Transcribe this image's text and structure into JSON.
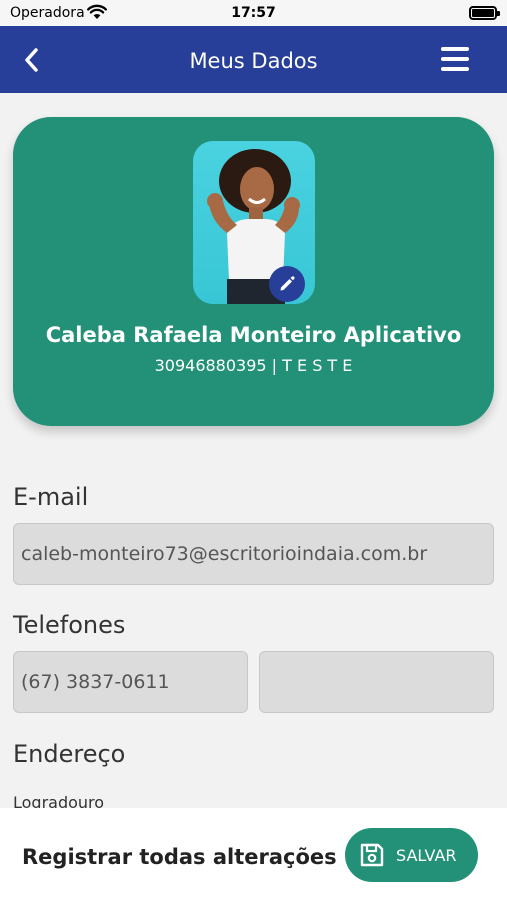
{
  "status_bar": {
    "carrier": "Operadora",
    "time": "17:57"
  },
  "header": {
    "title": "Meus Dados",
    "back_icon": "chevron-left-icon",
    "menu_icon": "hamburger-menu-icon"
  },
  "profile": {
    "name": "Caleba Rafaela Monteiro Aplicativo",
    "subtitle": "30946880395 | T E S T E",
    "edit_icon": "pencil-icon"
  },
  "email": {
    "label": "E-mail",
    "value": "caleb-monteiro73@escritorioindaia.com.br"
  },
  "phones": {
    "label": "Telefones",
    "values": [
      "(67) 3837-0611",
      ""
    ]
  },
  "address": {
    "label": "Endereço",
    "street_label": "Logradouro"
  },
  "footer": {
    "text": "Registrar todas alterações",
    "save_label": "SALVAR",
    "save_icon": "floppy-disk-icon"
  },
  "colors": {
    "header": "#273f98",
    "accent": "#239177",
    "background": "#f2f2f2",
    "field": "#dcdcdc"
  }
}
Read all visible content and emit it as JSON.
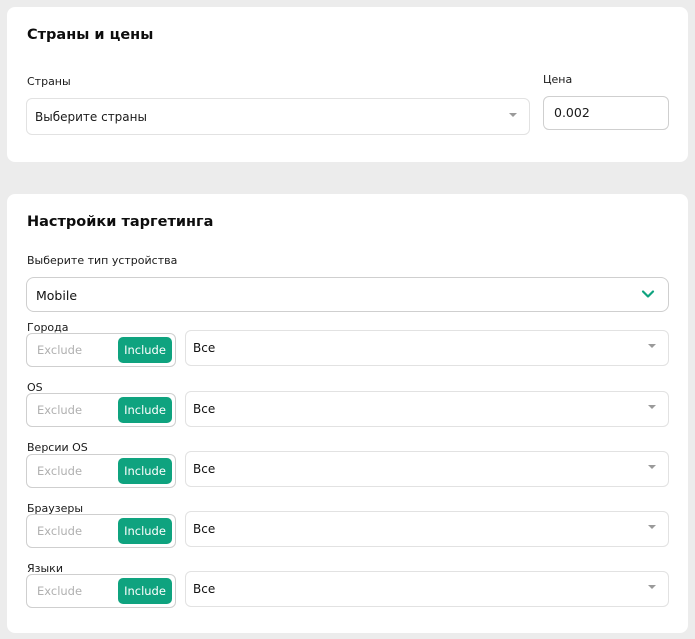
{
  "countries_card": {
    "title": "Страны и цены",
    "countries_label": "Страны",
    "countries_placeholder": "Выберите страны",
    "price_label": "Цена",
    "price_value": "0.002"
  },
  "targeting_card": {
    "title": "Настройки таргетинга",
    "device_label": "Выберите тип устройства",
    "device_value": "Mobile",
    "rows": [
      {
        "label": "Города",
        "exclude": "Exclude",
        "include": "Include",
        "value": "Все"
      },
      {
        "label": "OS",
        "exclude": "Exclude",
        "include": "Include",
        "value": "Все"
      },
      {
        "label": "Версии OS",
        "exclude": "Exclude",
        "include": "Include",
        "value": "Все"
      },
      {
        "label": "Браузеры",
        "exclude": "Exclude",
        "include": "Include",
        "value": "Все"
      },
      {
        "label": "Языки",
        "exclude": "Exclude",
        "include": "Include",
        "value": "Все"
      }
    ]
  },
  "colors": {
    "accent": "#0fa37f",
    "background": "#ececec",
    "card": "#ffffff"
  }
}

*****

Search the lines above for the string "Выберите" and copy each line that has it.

    "countries_placeholder": "Выберите страны",
    "device_label": "Выберите тип устройства",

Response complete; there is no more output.